[Stored data]
------------------------------------------------

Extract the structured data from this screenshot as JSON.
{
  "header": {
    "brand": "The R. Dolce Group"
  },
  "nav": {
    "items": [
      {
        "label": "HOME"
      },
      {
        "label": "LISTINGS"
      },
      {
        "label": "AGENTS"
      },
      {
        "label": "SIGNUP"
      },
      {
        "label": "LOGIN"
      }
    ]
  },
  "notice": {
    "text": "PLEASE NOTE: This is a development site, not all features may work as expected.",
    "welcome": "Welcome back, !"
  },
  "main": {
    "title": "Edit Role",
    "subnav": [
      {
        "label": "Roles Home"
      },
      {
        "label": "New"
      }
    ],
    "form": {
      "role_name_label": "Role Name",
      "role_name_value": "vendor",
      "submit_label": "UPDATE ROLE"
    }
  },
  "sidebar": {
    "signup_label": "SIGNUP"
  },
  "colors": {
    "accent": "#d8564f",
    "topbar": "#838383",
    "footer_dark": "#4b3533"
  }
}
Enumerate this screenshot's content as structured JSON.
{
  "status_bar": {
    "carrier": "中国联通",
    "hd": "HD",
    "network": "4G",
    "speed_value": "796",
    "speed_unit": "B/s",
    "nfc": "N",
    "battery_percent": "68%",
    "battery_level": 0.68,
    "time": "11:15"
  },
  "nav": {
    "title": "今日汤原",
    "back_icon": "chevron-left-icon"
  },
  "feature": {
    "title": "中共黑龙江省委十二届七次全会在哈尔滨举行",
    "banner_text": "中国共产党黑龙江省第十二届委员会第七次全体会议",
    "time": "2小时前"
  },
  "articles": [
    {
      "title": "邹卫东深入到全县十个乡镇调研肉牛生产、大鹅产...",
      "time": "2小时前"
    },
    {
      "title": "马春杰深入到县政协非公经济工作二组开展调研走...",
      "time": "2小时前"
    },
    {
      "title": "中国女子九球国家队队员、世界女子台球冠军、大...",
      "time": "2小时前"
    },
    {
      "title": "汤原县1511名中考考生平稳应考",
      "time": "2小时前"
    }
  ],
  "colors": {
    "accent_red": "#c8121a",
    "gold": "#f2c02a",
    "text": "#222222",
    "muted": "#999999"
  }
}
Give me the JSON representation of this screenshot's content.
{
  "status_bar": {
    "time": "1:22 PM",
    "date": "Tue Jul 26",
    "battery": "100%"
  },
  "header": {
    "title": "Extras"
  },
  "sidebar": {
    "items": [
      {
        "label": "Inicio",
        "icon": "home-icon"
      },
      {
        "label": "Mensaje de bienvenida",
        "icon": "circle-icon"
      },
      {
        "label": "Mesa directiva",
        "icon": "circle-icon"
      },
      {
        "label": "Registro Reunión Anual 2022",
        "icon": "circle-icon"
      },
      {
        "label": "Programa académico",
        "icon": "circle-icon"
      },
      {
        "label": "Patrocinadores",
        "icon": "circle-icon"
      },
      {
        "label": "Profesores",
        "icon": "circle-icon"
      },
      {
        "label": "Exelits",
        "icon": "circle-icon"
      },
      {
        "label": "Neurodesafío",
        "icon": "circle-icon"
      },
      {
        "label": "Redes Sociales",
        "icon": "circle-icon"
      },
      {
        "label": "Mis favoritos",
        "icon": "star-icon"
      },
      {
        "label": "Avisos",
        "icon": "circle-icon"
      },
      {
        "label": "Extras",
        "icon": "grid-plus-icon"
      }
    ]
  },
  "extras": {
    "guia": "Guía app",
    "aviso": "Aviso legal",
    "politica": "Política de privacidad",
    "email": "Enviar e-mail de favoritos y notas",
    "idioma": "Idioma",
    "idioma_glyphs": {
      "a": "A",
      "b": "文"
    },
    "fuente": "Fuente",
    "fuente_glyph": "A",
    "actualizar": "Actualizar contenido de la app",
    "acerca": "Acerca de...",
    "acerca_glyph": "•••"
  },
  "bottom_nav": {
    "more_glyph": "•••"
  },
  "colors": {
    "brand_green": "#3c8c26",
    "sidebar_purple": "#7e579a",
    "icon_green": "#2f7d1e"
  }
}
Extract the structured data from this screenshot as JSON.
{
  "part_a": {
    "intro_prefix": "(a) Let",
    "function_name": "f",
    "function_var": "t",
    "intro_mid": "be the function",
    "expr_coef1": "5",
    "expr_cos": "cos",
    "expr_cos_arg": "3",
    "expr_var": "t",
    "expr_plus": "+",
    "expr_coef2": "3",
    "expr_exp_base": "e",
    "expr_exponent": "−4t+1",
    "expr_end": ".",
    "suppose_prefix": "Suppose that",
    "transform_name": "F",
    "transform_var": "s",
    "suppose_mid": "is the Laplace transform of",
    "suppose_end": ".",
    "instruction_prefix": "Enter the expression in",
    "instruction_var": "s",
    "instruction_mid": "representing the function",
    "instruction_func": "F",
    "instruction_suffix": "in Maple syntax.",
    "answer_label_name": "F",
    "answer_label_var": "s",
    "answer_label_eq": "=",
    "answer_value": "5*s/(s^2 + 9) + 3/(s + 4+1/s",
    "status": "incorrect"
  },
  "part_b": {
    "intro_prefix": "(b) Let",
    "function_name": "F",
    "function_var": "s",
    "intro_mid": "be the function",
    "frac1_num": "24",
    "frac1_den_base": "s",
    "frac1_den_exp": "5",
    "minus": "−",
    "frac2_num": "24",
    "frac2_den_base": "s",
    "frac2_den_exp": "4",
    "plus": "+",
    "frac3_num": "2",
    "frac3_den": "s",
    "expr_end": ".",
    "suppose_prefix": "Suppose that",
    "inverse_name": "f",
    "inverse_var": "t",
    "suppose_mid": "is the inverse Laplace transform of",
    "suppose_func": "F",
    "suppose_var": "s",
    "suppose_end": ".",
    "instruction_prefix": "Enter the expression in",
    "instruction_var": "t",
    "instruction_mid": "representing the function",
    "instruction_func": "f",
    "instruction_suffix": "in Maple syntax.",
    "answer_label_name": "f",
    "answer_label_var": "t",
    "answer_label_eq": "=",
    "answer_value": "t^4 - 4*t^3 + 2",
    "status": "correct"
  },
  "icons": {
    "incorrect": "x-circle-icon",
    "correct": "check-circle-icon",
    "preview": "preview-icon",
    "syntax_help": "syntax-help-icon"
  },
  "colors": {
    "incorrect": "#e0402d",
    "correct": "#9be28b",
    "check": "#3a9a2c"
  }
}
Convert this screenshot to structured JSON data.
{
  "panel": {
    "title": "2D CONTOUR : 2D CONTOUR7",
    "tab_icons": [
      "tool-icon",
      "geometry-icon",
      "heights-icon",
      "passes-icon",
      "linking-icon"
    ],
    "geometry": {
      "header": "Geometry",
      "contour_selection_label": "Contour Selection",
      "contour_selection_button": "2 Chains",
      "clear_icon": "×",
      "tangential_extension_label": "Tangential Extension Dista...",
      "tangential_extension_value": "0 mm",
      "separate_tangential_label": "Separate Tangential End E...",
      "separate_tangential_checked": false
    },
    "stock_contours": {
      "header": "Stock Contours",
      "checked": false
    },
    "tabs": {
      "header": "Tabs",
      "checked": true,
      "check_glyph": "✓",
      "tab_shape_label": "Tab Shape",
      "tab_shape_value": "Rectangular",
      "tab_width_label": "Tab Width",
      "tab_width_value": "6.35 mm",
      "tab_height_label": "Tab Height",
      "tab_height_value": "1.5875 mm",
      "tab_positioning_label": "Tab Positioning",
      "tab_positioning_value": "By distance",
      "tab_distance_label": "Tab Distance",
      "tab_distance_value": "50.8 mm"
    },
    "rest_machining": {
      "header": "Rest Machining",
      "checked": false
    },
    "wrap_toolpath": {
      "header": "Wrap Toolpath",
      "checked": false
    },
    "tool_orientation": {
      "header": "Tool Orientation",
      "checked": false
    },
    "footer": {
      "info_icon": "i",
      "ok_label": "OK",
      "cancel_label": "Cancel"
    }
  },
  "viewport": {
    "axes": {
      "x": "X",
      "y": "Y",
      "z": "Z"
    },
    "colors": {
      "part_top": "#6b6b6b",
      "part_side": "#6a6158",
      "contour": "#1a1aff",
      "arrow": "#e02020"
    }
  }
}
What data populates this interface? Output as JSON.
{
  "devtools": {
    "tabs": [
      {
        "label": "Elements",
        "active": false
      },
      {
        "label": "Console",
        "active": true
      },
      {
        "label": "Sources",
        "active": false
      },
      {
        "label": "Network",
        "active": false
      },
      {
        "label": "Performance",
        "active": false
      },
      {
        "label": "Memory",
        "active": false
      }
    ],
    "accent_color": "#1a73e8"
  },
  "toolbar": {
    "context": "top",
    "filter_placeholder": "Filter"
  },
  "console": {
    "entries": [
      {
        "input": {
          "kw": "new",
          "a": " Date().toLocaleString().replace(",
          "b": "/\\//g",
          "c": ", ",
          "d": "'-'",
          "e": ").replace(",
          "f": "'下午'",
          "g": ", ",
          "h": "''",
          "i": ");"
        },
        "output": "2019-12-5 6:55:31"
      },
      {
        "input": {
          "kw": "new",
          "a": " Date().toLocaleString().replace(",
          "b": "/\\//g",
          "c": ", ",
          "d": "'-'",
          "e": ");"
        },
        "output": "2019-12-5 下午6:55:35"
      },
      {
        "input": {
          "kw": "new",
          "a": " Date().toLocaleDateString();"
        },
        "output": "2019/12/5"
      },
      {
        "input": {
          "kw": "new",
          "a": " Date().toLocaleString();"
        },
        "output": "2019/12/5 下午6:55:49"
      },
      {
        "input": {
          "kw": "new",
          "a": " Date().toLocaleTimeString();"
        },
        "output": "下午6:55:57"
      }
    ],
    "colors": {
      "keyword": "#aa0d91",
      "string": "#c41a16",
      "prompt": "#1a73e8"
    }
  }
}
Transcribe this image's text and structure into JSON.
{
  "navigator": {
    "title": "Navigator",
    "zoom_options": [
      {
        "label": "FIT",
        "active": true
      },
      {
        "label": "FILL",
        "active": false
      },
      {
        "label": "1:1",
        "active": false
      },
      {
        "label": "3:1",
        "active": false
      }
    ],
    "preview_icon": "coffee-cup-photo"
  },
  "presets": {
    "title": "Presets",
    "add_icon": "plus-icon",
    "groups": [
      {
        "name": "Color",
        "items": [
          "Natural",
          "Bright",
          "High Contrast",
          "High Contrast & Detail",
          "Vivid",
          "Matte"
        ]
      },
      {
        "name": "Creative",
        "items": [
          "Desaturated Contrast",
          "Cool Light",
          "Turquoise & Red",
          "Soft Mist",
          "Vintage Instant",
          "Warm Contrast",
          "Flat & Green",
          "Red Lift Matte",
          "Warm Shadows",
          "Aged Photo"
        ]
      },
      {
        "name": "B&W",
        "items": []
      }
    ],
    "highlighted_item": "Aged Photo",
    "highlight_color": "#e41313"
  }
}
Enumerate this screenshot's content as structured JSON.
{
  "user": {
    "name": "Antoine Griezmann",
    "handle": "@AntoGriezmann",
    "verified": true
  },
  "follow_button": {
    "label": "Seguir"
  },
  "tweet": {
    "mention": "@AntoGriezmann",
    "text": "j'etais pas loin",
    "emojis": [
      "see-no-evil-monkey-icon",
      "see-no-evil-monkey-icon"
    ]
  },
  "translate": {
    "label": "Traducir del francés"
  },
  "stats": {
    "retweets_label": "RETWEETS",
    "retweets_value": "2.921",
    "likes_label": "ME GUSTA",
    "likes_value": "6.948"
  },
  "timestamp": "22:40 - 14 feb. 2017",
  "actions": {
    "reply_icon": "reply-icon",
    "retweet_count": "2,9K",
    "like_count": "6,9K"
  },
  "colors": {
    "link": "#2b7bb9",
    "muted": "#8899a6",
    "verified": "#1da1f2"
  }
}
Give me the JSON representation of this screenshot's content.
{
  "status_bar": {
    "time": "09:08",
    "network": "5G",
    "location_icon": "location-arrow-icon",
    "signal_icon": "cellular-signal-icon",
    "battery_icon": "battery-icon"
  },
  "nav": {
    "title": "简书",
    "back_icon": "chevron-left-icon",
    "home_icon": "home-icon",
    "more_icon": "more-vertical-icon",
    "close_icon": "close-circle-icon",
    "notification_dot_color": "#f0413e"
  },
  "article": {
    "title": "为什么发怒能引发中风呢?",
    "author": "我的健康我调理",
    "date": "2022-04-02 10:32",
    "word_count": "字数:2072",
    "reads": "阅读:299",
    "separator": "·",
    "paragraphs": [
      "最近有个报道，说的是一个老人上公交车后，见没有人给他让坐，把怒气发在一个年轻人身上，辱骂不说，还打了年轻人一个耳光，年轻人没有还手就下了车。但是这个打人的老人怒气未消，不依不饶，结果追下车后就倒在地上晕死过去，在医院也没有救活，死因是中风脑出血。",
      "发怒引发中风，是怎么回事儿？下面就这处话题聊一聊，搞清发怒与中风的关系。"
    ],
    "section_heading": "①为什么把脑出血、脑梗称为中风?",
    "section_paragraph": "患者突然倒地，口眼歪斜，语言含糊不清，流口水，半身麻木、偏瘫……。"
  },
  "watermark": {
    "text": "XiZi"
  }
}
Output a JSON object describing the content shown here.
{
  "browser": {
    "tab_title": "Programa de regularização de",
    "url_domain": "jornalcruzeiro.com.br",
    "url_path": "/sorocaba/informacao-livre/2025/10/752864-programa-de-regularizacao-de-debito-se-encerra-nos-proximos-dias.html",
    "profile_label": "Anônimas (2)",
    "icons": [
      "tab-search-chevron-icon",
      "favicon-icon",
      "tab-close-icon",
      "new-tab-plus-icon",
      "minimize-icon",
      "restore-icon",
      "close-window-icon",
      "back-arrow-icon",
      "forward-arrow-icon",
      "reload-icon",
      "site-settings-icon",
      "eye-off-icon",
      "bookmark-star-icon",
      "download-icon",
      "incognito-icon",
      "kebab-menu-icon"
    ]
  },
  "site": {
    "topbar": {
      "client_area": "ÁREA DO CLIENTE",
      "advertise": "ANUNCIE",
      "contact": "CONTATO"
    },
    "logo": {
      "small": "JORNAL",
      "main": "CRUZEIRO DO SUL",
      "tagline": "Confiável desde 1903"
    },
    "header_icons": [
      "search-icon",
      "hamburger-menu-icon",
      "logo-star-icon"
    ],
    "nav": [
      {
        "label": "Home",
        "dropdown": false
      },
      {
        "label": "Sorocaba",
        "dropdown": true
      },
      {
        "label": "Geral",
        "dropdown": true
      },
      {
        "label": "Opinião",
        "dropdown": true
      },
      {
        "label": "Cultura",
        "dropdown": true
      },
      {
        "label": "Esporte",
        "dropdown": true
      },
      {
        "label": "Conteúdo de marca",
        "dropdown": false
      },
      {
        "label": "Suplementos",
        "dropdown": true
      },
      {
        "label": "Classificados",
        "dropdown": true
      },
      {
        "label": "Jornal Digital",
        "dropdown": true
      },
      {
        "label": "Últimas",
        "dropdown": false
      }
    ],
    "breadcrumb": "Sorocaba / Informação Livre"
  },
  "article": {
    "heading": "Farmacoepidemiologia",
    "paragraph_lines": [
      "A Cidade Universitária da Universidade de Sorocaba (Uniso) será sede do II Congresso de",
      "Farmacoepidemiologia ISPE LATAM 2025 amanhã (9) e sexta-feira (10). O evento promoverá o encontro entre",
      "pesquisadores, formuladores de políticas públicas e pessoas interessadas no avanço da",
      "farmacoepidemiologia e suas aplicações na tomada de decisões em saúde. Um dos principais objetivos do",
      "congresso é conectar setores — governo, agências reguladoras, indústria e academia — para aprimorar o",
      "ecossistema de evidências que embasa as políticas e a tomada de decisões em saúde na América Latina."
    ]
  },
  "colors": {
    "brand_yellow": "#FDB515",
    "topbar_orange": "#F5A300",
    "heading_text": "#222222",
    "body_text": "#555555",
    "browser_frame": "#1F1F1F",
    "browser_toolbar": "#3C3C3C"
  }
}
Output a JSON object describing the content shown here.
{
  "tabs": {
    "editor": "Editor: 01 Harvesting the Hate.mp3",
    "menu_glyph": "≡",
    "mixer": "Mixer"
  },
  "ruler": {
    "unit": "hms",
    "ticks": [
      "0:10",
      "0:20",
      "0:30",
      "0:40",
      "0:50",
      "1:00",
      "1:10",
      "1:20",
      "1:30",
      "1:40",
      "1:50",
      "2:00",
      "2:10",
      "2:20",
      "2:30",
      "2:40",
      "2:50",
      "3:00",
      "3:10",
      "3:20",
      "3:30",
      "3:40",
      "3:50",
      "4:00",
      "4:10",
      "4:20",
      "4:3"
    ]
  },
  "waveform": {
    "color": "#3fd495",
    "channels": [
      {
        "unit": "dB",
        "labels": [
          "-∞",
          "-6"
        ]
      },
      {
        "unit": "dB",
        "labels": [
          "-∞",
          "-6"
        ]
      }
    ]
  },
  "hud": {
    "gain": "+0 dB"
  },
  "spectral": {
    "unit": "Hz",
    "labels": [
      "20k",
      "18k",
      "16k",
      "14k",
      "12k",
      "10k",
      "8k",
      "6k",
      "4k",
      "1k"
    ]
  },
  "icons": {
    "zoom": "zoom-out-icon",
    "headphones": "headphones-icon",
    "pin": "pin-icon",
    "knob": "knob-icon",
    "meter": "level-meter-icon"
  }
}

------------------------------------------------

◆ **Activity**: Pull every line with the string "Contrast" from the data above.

◆ **Expected answer**:
          "High Contrast",
          "High Contrast & Detail",
          "Desaturated Contrast",
          "Warm Contrast",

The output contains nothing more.